“A lot of the corn in my area looks pretty good for the most
part. A lot of the corn is around that V7 growth stage,” Zobrist said recently,
adding much of the corn in his area was planted around May 14-15.
Heavy rain went through Zobrist’s area around Memorial Day,
downing out some portions of fields
“Some of those fields planted close to around May 20
experienced some seedling blight issues, so we lost some stand counts there.
Some of those areas in fields had to be replanted,” he said. “There was a lot of
sidedressing that went on. Some of it was planned. Some of it was they thought
they were a little short on nitrogen and put some extra units out there.”
Since that time, Zobrist said, the corn conditions have
“A lot of this corn has turned around. A lot of fields that
had some yellow areas in it, now that we’ve got some heat and it dried out a
little bit, got some air down in the soils since we’ve dried out, those roots
have taken off and started to grow again,” he said. “It really changed the corn
crop quite a bit in the last week.
“We probably lost a little bit of nitrogen, but I’m not sure
that it’s as severe as maybe what the scare was that was going around the
countryside. I just think some of that nitrogen moved a little bit deeper in the
soil profile, and the roots weren’t quite there to be able to grab it
“Now that we’ve gotten warmed up and the fields aren’t
saturated like they were before, with the warmer soil temperatures, the roots
have taken off and growing, and again they’re able to take up some nutrients and
really turn the color of the crop around.”
About 800 growing degree days were accumulated as of June 18
that has helped move the crop.
“Overall, in this area, the corn crop looks really good
compared to southern Illinois and parts of Iowa,” Zobrist said.
As the crop matures, growers need to scout for any potential
disease or insect problems.
“Rootworm hatch is going on right now, so in another two
weeks or so, we need to probably start keeping an eye out for some rootworm that
could happen,” the specialist said. “We’re at 50-percent rootworm hatch (on June
18), so we’ll start seeing some rootworm larvae damage show up in two to three

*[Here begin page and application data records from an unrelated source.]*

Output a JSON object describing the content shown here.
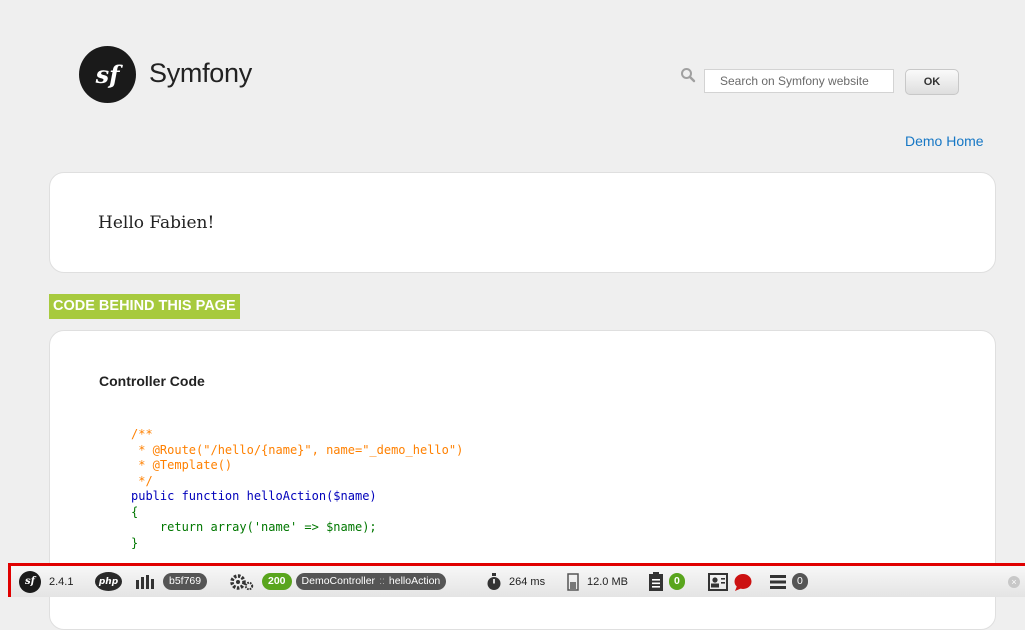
{
  "header": {
    "logo_text": "sf",
    "brand": "Symfony",
    "search": {
      "placeholder": "Search on Symfony website",
      "value": ""
    },
    "ok_label": "OK",
    "nav_link": "Demo Home"
  },
  "greeting": "Hello Fabien!",
  "code_section": {
    "banner": "CODE BEHIND THIS PAGE",
    "title": "Controller Code",
    "lines": [
      "/**",
      " * @Route(\"/hello/{name}\", name=\"_demo_hello\")",
      " * @Template()",
      " */",
      "public function helloAction($name)",
      "{",
      "    return array('name' => $name);",
      "}"
    ]
  },
  "toolbar": {
    "version": "2.4.1",
    "php_label": "php",
    "token": "b5f769",
    "status": "200",
    "controller": "DemoController",
    "controller_sep": "::",
    "action": "helloAction",
    "time": "264 ms",
    "memory": "12.0 MB",
    "logs_count": "0",
    "db_count": "0"
  },
  "colors": {
    "accent_green": "#a7ca3e",
    "link_blue": "#1677c5",
    "toolbar_border": "#e00000",
    "status_green": "#59a51d"
  }
}
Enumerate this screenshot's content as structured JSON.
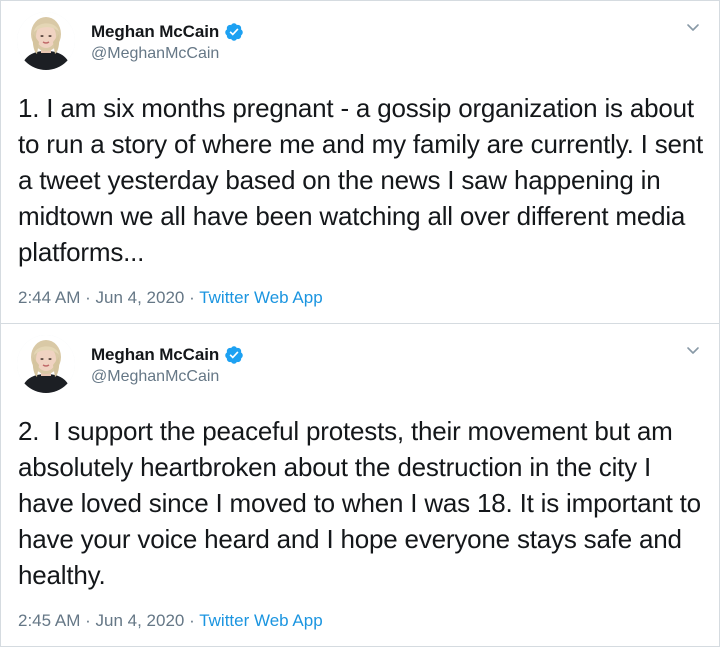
{
  "tweets": [
    {
      "display_name": "Meghan McCain",
      "handle": "@MeghanMcCain",
      "verified": true,
      "text": "1. I am six months pregnant - a gossip organization is about to run a story of where me and my family are currently. I sent a tweet yesterday based on the news I saw happening in midtown we all have been watching all over different media platforms...",
      "time": "2:44 AM",
      "separator": "·",
      "date": "Jun 4, 2020",
      "source": "Twitter Web App"
    },
    {
      "display_name": "Meghan McCain",
      "handle": "@MeghanMcCain",
      "verified": true,
      "text": "2.  I support the peaceful protests, their movement but am absolutely heartbroken about the destruction in the city I have loved since I moved to when I was 18. It is important to have your voice heard and I hope everyone stays safe and healthy.",
      "time": "2:45 AM",
      "separator": "·",
      "date": "Jun 4, 2020",
      "source": "Twitter Web App"
    }
  ],
  "colors": {
    "text_primary": "#14171a",
    "text_secondary": "#657786",
    "link": "#1b95e0",
    "verified_badge": "#1da1f2",
    "border": "#d5dbe0"
  },
  "icons": {
    "verified": "verified-badge-icon",
    "menu": "chevron-down-icon",
    "avatar": "profile-photo"
  }
}
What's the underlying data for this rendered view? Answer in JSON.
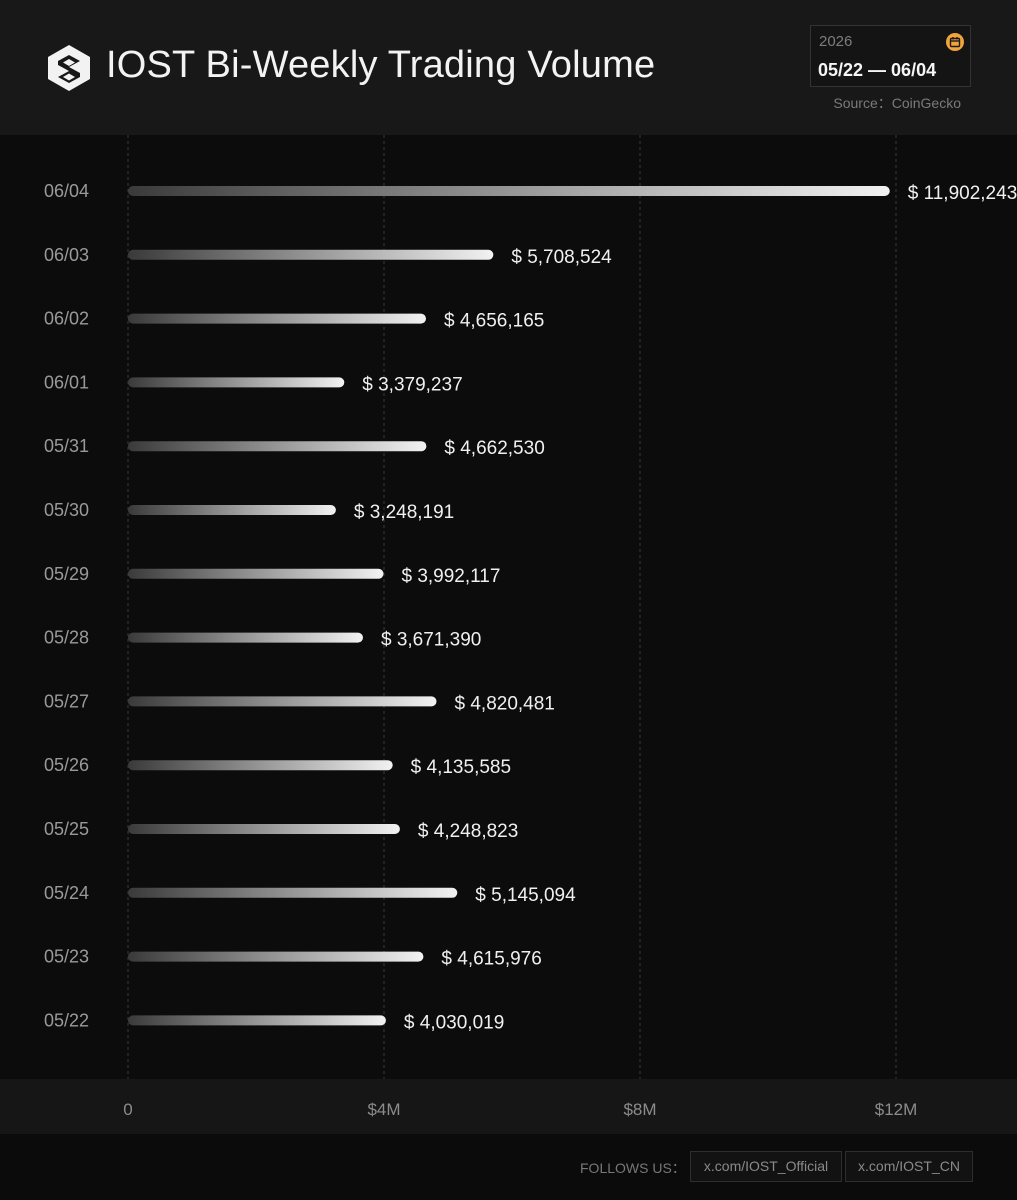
{
  "header": {
    "title": "IOST Bi-Weekly Trading Volume",
    "year": "2026",
    "date_range": "05/22 — 06/04",
    "source": "Source：CoinGecko"
  },
  "footer": {
    "follows_label": "FOLLOWS US：",
    "links": [
      "x.com/IOST_Official",
      "x.com/IOST_CN"
    ]
  },
  "colors": {
    "background": "#0c0c0c",
    "bar_start": "#3a3a3a",
    "bar_end": "#f2f2f2",
    "calendar_accent": "#f0a43c"
  },
  "chart_data": {
    "type": "bar",
    "orientation": "horizontal",
    "categories": [
      "06/04",
      "06/03",
      "06/02",
      "06/01",
      "05/31",
      "05/30",
      "05/29",
      "05/28",
      "05/27",
      "05/26",
      "05/25",
      "05/24",
      "05/23",
      "05/22"
    ],
    "values": [
      11902243,
      5708524,
      4656165,
      3379237,
      4662530,
      3248191,
      3992117,
      3671390,
      4820481,
      4135585,
      4248823,
      5145094,
      4615976,
      4030019
    ],
    "value_labels": [
      "$ 11,902,243",
      "$ 5,708,524",
      "$ 4,656,165",
      "$ 3,379,237",
      "$ 4,662,530",
      "$ 3,248,191",
      "$ 3,992,117",
      "$ 3,671,390",
      "$ 4,820,481",
      "$ 4,135,585",
      "$ 4,248,823",
      "$ 5,145,094",
      "$ 4,615,976",
      "$ 4,030,019"
    ],
    "xlim": [
      0,
      12000000
    ],
    "xticks": [
      0,
      4000000,
      8000000,
      12000000
    ],
    "xtick_labels": [
      "0",
      "$4M",
      "$8M",
      "$12M"
    ],
    "grid": "vertical dashed"
  }
}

“As we move forward, gray leaf spot would be one to scout
for, especially as we get closer to tassel. As far as diseases, gray leaf spot
would be the main one as to whether or not it would warrant a fungicide
application as we move forward.”
Zobrist noted the quick change in the corn crop the past two
“We’re getting 20 to 25 heat units a day right now, so that
corn crop is going to start putting on a new leaf collar about every three and
one-half to four days here for the next couple of weeks until we get that V10
growth stage, and then it will happen a little quicker,” he said.
“It will get new leaves about every 50 heat units, instead
of about 82 heat units we get right now for a new leaf collar until we hit that
V10 growth stage.
“The corn crop is just in the beginning of its rapid growth
stage, and it’s going to change a lot in the next two weeks, especially if we
get good growing conditions. It’s off to the races now as far as growth.”